1. Searching for micrometeorite impact evidence on EVA Space Suits. Use the reflective microscope. This is a real on-going NASA investigation.

2. Use of the reflective microscope on hardware that was sitting outside in the outer space environment. Look for atomic oxygen degradation and micrometeorite impacts. What does this tell us about how friendly or dangerous is the space environment?

3. Examination of unknown biological samples via on-board transmission microscope. Students would have to identify the sample. What is it? Mold or bacteria?

4. We can take sugar/salt based drink or sugar water, place a drop on a microscope side, evaporate the water and look under the microscope for larger sugar/salt crystals.

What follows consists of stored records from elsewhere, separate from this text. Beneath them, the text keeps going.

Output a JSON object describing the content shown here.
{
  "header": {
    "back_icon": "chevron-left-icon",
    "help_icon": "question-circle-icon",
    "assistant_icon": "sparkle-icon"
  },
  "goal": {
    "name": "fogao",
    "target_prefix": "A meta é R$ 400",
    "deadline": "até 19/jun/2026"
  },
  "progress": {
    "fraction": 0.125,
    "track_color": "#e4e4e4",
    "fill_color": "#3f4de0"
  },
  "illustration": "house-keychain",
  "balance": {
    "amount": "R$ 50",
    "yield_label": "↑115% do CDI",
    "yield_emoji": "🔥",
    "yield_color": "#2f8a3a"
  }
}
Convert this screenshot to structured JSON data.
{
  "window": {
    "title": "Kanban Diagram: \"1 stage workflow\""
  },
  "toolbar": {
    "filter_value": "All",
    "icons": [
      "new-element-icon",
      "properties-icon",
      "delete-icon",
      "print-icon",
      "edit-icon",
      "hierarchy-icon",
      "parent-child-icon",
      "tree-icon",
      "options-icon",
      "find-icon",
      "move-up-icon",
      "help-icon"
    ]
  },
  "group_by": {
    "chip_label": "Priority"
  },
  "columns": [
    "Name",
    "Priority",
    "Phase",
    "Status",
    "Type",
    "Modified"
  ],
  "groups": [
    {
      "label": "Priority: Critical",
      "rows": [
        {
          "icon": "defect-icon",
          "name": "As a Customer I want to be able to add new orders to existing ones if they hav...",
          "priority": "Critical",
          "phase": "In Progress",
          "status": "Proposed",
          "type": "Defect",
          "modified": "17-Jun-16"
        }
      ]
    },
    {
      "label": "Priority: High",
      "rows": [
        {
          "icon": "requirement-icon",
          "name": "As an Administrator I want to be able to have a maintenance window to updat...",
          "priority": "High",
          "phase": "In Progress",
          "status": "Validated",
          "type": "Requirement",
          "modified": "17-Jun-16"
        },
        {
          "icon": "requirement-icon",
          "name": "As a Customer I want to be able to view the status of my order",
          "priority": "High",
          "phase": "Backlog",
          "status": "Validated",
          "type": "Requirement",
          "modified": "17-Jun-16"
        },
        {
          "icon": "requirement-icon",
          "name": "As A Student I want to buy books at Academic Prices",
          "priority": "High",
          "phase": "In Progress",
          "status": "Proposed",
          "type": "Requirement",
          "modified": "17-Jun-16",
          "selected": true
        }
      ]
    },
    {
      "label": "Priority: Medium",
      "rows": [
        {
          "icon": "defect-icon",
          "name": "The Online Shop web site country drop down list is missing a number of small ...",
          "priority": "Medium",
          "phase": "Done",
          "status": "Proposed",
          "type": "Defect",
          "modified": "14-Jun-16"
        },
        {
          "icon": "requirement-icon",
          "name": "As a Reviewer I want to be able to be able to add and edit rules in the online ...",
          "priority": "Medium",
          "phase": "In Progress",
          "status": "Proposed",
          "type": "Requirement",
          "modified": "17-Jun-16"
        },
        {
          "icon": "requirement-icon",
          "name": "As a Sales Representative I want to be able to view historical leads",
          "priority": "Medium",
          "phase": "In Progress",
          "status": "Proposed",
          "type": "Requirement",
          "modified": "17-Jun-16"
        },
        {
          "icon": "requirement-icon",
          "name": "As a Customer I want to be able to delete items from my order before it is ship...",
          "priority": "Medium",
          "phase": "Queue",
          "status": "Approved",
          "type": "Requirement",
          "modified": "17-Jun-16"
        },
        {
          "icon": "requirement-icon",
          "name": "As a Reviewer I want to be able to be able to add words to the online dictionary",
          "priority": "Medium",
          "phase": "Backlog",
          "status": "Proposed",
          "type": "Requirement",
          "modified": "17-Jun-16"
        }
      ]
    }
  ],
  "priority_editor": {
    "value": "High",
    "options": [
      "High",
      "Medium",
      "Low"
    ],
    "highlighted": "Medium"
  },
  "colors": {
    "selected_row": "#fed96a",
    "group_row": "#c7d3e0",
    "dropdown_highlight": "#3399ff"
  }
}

5. We have fluids in a container on the space station. The astronauts could spin the containers, the natural center of rotation would be found (i.e. center of gravity) and the students can do the same on the earth on an air table and see if there is a difference.

6. Ham radio. We could arrange for the students to use a ham radio to speak to an astronaut.

7. Radiation scintillation experiment. Record an hour’s worth of video with the camera lens cap on the video camera and look for image detector hits by radiation particles.

8. Rotating Bodies in Microgravity. The students can have a crewmember spin a variety of common objects available on the ISS including solid bodies and liquid filled bottles to see moment of inertia effects.

9. Film your area of the world from the station and talk about why it looks as it does.

10. Lightweight (gossamer) space structures made of paper. Crew will construct the structures per student’s instructions and see how the structures behave while suspended in microgravity.

11. Look at the capillary holding forces of water in a microplate well. How does the water differ if it does differ from the same action on the earth with gravity? We are working on the answer but need to know to begin doing interesting biological work on the space station with the microplate reader. So the students would be first to know the answer to the question. This research began when the Japanese HTV-3 flew in late summer 2012.

For more information contact our team.